## What is expected
Every line of the records that holds the word "menos" should be copied.

(Data records)
══════════

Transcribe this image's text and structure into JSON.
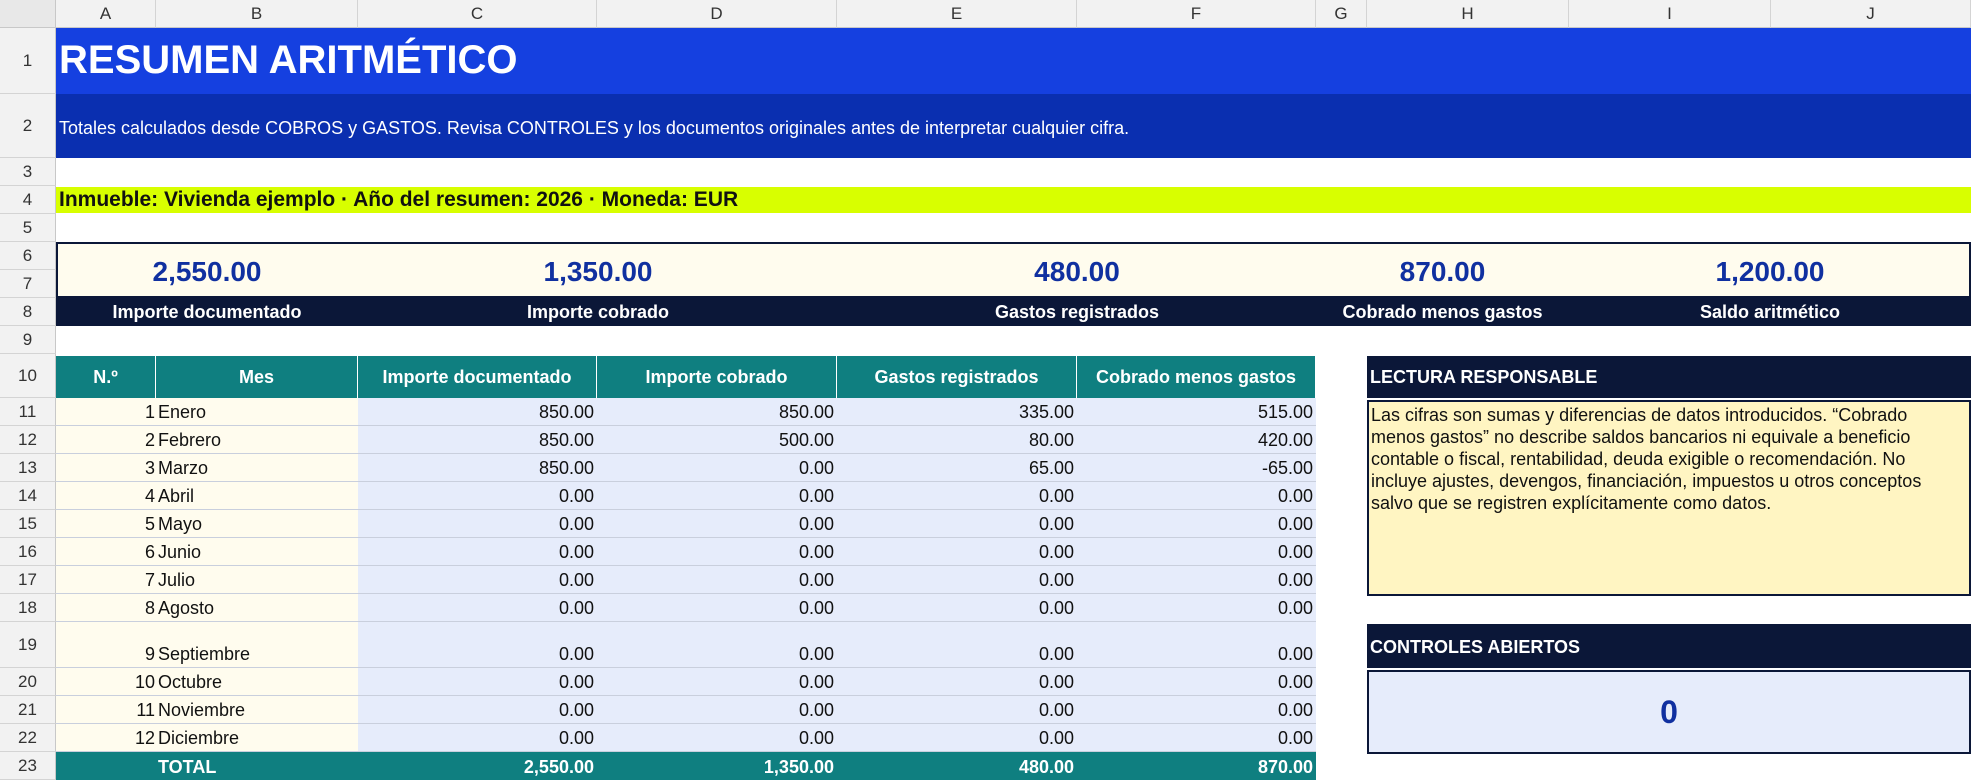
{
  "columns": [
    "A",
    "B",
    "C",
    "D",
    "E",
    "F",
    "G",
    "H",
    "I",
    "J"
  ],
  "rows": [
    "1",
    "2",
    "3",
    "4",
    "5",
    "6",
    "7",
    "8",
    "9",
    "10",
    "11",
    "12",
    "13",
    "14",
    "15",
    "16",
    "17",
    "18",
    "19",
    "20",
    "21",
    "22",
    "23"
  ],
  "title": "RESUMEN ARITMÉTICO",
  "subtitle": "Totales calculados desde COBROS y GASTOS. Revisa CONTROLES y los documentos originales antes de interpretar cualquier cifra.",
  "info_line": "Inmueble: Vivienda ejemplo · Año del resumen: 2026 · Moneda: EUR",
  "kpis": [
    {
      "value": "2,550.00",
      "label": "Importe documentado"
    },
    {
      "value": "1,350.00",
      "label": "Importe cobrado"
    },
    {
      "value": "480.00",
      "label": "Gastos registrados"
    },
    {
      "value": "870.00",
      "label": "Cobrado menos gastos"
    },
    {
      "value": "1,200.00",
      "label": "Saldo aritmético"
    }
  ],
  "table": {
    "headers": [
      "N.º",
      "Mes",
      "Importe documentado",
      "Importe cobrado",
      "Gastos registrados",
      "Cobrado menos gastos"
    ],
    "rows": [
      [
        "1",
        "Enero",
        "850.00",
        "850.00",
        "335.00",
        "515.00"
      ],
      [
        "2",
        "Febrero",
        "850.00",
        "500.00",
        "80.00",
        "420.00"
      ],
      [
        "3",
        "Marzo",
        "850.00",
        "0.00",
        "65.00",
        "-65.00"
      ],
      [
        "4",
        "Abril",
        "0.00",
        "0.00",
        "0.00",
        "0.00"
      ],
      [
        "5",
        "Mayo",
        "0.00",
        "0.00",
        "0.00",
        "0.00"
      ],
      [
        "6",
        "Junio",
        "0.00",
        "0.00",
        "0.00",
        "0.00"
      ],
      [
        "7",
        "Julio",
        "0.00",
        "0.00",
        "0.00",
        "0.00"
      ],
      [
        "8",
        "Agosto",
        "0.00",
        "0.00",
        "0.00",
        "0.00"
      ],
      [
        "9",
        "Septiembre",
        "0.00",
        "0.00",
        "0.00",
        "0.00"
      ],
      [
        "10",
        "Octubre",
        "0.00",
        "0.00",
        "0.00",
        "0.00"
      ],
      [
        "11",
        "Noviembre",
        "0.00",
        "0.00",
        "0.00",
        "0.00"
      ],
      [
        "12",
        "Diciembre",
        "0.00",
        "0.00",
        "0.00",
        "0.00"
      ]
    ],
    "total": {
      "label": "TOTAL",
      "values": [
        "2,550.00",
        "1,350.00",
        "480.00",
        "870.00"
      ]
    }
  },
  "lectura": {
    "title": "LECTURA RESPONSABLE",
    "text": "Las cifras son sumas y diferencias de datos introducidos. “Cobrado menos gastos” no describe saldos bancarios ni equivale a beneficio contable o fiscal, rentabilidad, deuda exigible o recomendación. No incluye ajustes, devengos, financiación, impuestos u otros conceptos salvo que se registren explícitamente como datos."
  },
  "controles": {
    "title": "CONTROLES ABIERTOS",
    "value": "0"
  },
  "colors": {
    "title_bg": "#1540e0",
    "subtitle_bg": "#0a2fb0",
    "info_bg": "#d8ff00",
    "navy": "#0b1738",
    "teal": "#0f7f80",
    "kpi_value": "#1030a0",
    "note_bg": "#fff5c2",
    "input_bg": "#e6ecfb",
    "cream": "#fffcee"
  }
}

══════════

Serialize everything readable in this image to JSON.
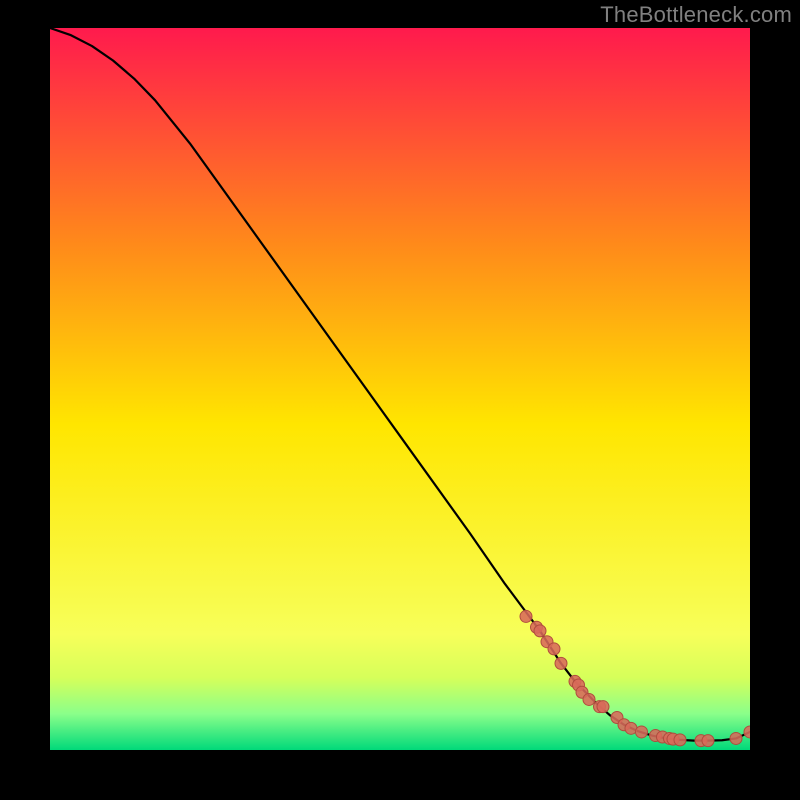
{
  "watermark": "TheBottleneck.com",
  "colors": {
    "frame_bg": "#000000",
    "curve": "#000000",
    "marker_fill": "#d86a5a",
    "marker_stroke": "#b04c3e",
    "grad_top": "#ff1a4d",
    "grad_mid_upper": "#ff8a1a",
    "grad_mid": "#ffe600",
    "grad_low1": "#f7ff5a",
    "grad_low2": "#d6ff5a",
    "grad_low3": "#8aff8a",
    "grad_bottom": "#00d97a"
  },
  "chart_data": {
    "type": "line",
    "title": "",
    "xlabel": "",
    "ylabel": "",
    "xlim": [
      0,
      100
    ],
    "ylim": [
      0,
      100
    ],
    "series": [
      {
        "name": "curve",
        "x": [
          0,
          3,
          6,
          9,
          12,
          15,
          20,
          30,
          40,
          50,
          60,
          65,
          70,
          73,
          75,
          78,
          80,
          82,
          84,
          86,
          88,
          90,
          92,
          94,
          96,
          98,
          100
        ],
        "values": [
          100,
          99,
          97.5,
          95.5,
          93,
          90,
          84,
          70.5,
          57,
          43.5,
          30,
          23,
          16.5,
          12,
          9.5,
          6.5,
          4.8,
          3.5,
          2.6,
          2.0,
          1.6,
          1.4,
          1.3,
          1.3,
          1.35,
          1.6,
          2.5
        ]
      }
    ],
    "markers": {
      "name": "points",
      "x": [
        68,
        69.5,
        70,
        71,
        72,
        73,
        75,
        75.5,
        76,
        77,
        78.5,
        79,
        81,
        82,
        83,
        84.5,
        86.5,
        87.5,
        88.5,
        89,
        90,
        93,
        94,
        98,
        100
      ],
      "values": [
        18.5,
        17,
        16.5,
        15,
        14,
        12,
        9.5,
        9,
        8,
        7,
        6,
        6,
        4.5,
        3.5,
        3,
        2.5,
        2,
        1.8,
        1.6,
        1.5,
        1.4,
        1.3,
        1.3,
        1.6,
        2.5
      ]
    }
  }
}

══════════

## Problem solution
      "label": "Cobrado menos gastos"
      "Cobrado menos gastos"
    "text": "Las cifras son sumas y diferencias de datos introducidos. “Cobrado menos gastos” no describe saldos bancarios ni equivale a beneficio contable o fiscal, rentabilidad, deuda exigible o recomendación. No incluye ajustes, devengos, financiación, impuestos u otros conceptos salvo que se registren explícitamente como datos."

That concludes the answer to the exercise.